PROBLEM REQUIREMENTS |
Report every line below that carries the word "name".

-- RECORDS FOR THIS EXERCISE follows --

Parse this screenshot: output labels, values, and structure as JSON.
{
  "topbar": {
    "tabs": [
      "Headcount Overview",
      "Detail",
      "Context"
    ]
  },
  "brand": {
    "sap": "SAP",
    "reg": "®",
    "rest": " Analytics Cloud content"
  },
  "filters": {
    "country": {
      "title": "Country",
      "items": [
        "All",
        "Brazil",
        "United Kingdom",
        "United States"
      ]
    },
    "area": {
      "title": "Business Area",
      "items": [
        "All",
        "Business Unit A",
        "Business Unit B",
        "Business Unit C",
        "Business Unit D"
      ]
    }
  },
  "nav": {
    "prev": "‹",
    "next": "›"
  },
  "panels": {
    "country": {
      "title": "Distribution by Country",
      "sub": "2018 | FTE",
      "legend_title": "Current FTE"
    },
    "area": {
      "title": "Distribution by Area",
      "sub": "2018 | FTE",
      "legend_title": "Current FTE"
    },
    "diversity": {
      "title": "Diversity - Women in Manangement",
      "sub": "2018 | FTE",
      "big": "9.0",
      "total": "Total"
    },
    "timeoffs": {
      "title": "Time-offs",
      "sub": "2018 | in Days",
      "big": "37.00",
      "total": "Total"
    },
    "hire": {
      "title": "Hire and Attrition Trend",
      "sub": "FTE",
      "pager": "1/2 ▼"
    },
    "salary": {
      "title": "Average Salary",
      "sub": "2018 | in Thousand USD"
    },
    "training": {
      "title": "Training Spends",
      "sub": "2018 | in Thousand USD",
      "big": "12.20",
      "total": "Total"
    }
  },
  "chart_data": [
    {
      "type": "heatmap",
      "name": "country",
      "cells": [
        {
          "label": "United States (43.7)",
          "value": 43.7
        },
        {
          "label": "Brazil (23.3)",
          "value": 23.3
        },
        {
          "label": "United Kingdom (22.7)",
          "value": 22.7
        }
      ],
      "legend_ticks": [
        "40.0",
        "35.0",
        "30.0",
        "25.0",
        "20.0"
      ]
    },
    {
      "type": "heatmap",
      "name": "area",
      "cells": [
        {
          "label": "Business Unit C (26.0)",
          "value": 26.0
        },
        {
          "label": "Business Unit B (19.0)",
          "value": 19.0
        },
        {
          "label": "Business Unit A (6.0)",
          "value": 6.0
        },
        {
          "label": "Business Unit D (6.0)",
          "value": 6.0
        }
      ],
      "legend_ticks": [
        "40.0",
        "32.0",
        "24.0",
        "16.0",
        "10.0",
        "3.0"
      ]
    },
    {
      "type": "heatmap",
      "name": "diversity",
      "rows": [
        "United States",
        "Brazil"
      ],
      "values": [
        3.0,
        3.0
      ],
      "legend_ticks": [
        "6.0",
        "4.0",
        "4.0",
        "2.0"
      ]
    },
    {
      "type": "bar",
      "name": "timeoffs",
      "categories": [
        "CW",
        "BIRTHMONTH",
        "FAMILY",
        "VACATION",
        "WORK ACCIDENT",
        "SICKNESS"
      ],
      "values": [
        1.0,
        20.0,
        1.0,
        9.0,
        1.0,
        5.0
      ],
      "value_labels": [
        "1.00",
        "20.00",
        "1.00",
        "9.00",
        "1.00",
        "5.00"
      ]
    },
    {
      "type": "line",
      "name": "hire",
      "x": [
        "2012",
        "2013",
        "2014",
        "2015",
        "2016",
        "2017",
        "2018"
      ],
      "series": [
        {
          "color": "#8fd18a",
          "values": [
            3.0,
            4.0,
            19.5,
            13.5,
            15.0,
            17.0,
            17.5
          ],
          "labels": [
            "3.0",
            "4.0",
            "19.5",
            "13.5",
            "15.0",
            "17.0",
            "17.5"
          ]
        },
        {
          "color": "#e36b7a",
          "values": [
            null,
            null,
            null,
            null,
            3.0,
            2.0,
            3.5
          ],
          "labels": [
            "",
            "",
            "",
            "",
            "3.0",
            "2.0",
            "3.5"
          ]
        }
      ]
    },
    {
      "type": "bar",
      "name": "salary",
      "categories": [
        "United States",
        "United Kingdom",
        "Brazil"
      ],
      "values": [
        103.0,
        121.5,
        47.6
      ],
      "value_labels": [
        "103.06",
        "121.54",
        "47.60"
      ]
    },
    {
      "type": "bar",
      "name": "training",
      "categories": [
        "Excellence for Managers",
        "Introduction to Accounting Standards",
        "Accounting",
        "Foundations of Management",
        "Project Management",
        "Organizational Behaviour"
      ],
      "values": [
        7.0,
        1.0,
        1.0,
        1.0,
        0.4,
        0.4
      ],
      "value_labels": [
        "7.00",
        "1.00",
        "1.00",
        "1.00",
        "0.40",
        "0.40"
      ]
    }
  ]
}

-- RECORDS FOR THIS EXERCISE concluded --

RESPONSE TO THE EXERCISE |
      "name": "country",
      "name": "area",
      "name": "diversity",
      "name": "timeoffs",
      "name": "hire",
      "name": "salary",
      "name": "training",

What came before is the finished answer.